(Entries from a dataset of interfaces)
━━━━━━━━━━━━━━━━

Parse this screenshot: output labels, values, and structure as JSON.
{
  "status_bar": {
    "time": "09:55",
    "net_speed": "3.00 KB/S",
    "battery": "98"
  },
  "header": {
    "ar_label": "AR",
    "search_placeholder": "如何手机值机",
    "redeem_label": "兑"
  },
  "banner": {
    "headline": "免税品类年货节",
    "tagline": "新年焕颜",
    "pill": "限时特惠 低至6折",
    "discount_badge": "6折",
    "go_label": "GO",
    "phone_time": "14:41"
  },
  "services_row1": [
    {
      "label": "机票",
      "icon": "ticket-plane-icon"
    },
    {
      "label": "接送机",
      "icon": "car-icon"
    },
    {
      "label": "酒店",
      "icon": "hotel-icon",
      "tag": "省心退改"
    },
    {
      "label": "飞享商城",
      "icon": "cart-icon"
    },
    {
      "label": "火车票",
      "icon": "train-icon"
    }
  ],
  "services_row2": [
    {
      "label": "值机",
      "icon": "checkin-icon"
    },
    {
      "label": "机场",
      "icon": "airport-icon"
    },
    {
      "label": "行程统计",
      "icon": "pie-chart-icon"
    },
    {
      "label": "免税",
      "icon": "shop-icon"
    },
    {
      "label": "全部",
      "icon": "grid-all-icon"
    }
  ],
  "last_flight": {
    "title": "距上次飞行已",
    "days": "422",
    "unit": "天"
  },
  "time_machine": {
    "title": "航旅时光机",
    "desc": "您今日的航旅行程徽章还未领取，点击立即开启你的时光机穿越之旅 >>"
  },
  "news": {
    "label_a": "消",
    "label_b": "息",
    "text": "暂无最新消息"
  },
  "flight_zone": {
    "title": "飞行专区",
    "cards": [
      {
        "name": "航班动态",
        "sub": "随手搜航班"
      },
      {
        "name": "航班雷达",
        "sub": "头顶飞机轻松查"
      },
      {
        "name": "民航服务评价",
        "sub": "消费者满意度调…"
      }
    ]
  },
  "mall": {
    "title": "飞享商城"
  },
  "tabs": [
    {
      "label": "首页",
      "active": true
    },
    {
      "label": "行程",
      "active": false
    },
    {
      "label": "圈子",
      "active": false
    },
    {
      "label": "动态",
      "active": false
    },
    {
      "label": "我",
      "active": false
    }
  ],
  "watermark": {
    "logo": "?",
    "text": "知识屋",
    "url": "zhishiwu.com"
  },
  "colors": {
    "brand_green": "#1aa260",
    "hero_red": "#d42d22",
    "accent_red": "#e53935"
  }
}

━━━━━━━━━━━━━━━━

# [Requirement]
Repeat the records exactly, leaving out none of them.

# [Response]
Parse this screenshot: output labels, values, and structure as JSON.
{
  "status_bar": {
    "time": "09:55",
    "net_speed": "3.00 KB/S",
    "battery": "98"
  },
  "header": {
    "ar_label": "AR",
    "search_placeholder": "如何手机值机",
    "redeem_label": "兑"
  },
  "banner": {
    "headline": "免税品类年货节",
    "tagline": "新年焕颜",
    "pill": "限时特惠 低至6折",
    "discount_badge": "6折",
    "go_label": "GO",
    "phone_time": "14:41"
  },
  "services_row1": [
    {
      "label": "机票",
      "icon": "ticket-plane-icon"
    },
    {
      "label": "接送机",
      "icon": "car-icon"
    },
    {
      "label": "酒店",
      "icon": "hotel-icon",
      "tag": "省心退改"
    },
    {
      "label": "飞享商城",
      "icon": "cart-icon"
    },
    {
      "label": "火车票",
      "icon": "train-icon"
    }
  ],
  "services_row2": [
    {
      "label": "值机",
      "icon": "checkin-icon"
    },
    {
      "label": "机场",
      "icon": "airport-icon"
    },
    {
      "label": "行程统计",
      "icon": "pie-chart-icon"
    },
    {
      "label": "免税",
      "icon": "shop-icon"
    },
    {
      "label": "全部",
      "icon": "grid-all-icon"
    }
  ],
  "last_flight": {
    "title": "距上次飞行已",
    "days": "422",
    "unit": "天"
  },
  "time_machine": {
    "title": "航旅时光机",
    "desc": "您今日的航旅行程徽章还未领取，点击立即开启你的时光机穿越之旅 >>"
  },
  "news": {
    "label_a": "消",
    "label_b": "息",
    "text": "暂无最新消息"
  },
  "flight_zone": {
    "title": "飞行专区",
    "cards": [
      {
        "name": "航班动态",
        "sub": "随手搜航班"
      },
      {
        "name": "航班雷达",
        "sub": "头顶飞机轻松查"
      },
      {
        "name": "民航服务评价",
        "sub": "消费者满意度调…"
      }
    ]
  },
  "mall": {
    "title": "飞享商城"
  },
  "tabs": [
    {
      "label": "首页",
      "active": true
    },
    {
      "label": "行程",
      "active": false
    },
    {
      "label": "圈子",
      "active": false
    },
    {
      "label": "动态",
      "active": false
    },
    {
      "label": "我",
      "active": false
    }
  ],
  "watermark": {
    "logo": "?",
    "text": "知识屋",
    "url": "zhishiwu.com"
  },
  "colors": {
    "brand_green": "#1aa260",
    "hero_red": "#d42d22",
    "accent_red": "#e53935"
  }
}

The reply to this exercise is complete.